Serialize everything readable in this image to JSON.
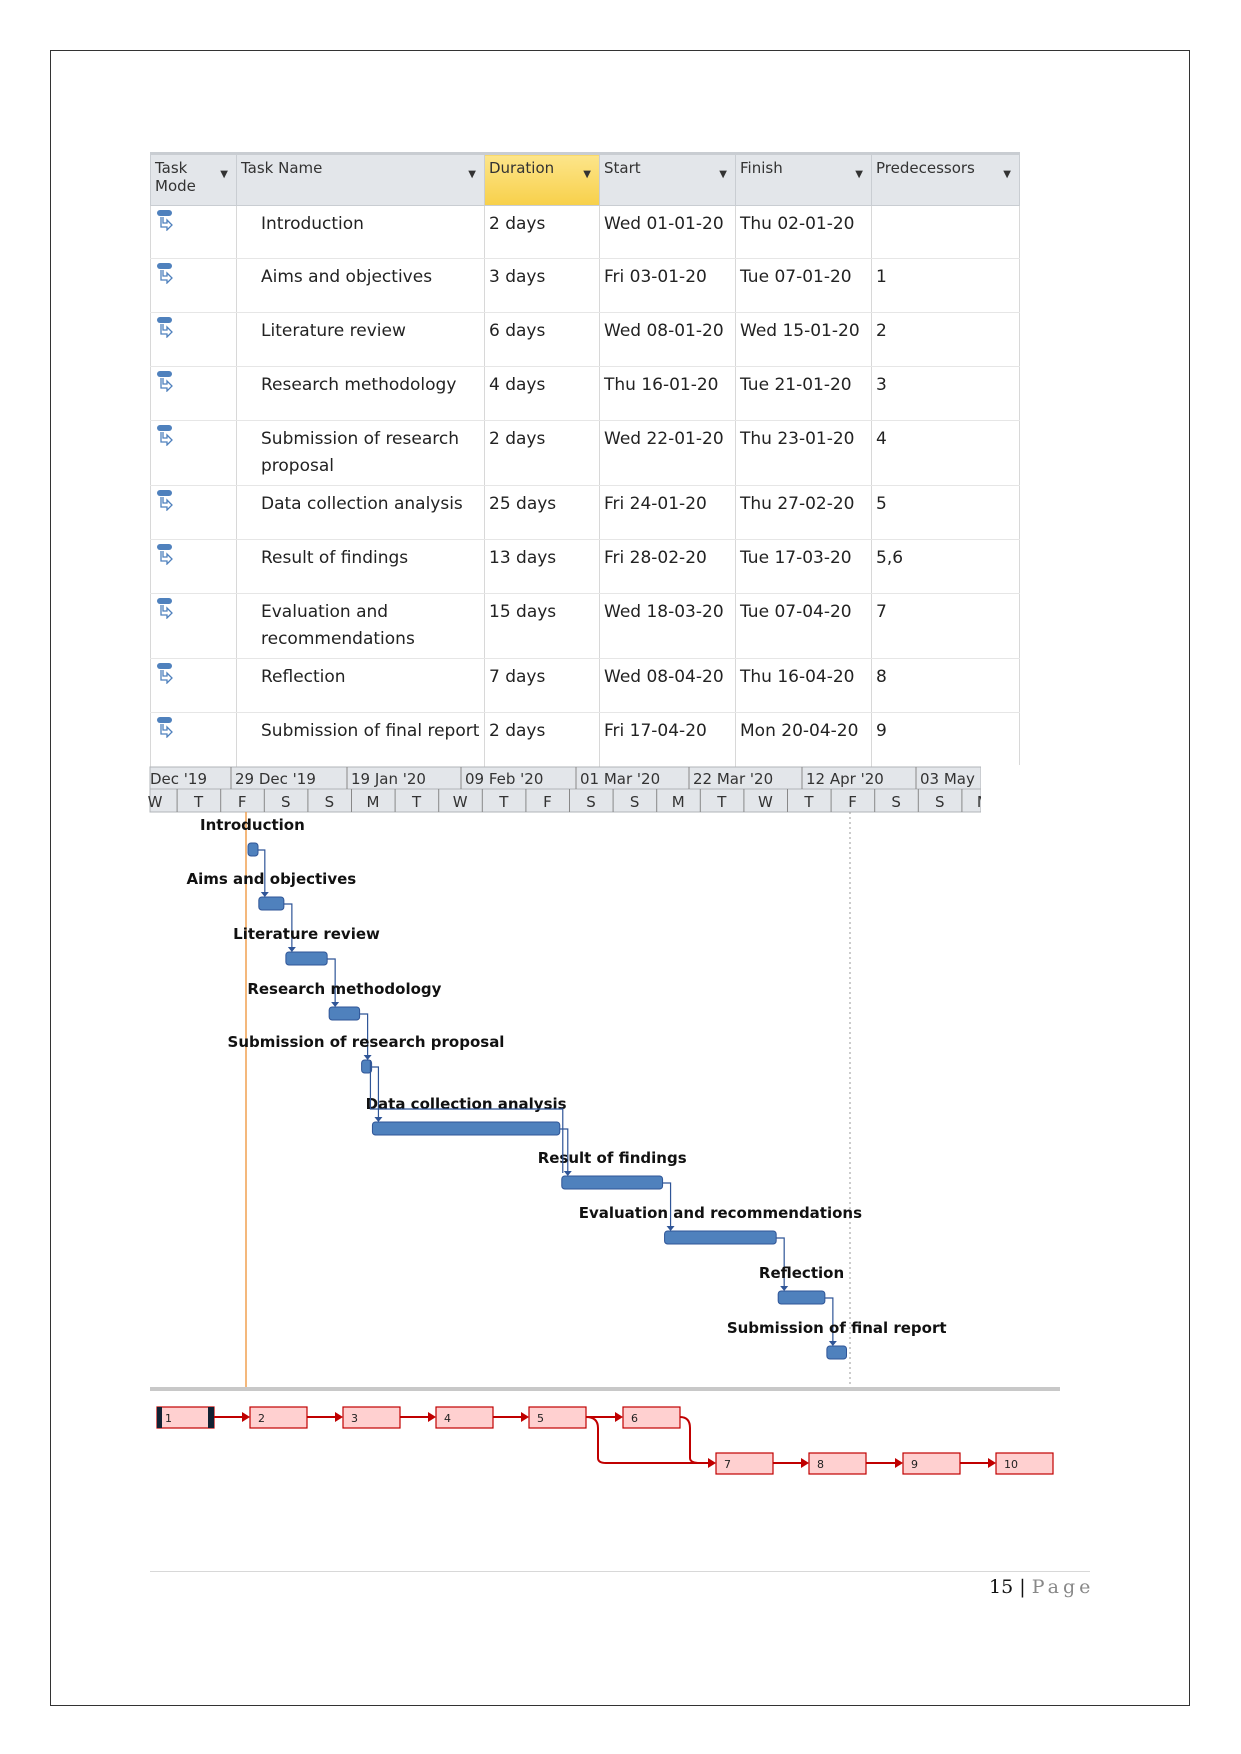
{
  "table": {
    "headers": {
      "mode": "Task Mode",
      "name": "Task Name",
      "duration": "Duration",
      "start": "Start",
      "finish": "Finish",
      "pred": "Predecessors"
    },
    "rows": [
      {
        "id": "1",
        "name": "Introduction",
        "duration": "2 days",
        "start": "Wed 01-01-20",
        "finish": "Thu 02-01-20",
        "pred": ""
      },
      {
        "id": "2",
        "name": "Aims and objectives",
        "duration": "3 days",
        "start": "Fri 03-01-20",
        "finish": "Tue 07-01-20",
        "pred": "1"
      },
      {
        "id": "3",
        "name": "Literature review",
        "duration": "6 days",
        "start": "Wed 08-01-20",
        "finish": "Wed 15-01-20",
        "pred": "2"
      },
      {
        "id": "4",
        "name": "Research methodology",
        "duration": "4 days",
        "start": "Thu 16-01-20",
        "finish": "Tue 21-01-20",
        "pred": "3"
      },
      {
        "id": "5",
        "name": "Submission of research proposal",
        "duration": "2 days",
        "start": "Wed 22-01-20",
        "finish": "Thu 23-01-20",
        "pred": "4"
      },
      {
        "id": "6",
        "name": "Data collection analysis",
        "duration": "25 days",
        "start": "Fri 24-01-20",
        "finish": "Thu 27-02-20",
        "pred": "5"
      },
      {
        "id": "7",
        "name": "Result of findings",
        "duration": "13 days",
        "start": "Fri 28-02-20",
        "finish": "Tue 17-03-20",
        "pred": "5,6"
      },
      {
        "id": "8",
        "name": "Evaluation and recommendations",
        "duration": "15 days",
        "start": "Wed 18-03-20",
        "finish": "Tue 07-04-20",
        "pred": "7"
      },
      {
        "id": "9",
        "name": "Reflection",
        "duration": "7 days",
        "start": "Wed 08-04-20",
        "finish": "Thu 16-04-20",
        "pred": "8"
      },
      {
        "id": "10",
        "name": "Submission of final report",
        "duration": "2 days",
        "start": "Fri 17-04-20",
        "finish": "Mon 20-04-20",
        "pred": "9"
      }
    ]
  },
  "timescale": {
    "major": [
      "Dec '19",
      "29 Dec '19",
      "19 Jan '20",
      "09 Feb '20",
      "01 Mar '20",
      "22 Mar '20",
      "12 Apr '20",
      "03 May"
    ],
    "minor": [
      "W",
      "T",
      "F",
      "S",
      "S",
      "M",
      "T",
      "W",
      "T",
      "F",
      "S",
      "S",
      "M",
      "T",
      "W",
      "T",
      "F",
      "S",
      "S",
      "M"
    ]
  },
  "network": {
    "row1": [
      "1",
      "2",
      "3",
      "4",
      "5",
      "6"
    ],
    "row2": [
      "7",
      "8",
      "9",
      "10"
    ]
  },
  "colors": {
    "bar": "#4f81bd",
    "network_line": "#c00000",
    "network_fill": "#ffd0d0",
    "today_line": "#f0a050",
    "header_highlight": "#f7d04a"
  },
  "icons": {
    "task_mode": "auto-scheduled-task-icon",
    "dropdown": "chevron-down-icon"
  },
  "footer": {
    "page_number": "15",
    "separator": "|",
    "page_label": "Page"
  }
}
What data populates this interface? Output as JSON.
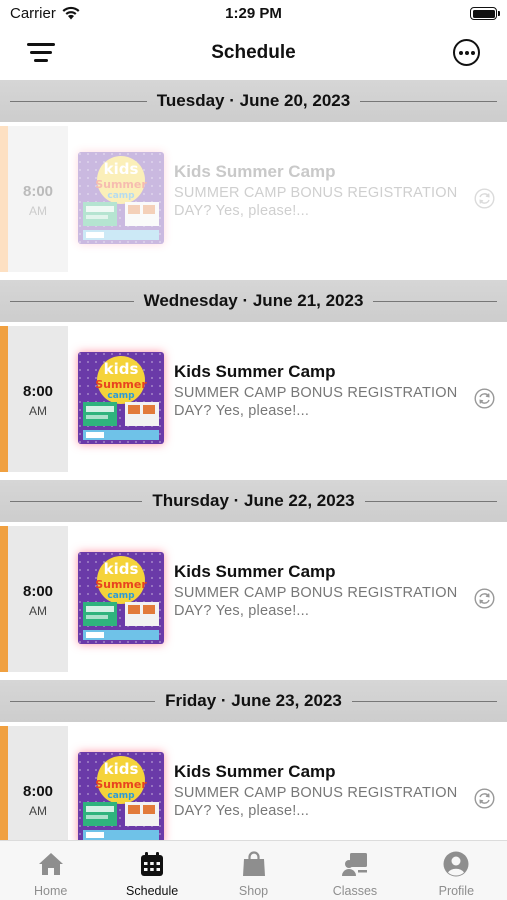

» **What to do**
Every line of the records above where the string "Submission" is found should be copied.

» **Task output**
        "name": "Submission of research proposal",
        "name": "Submission of final report",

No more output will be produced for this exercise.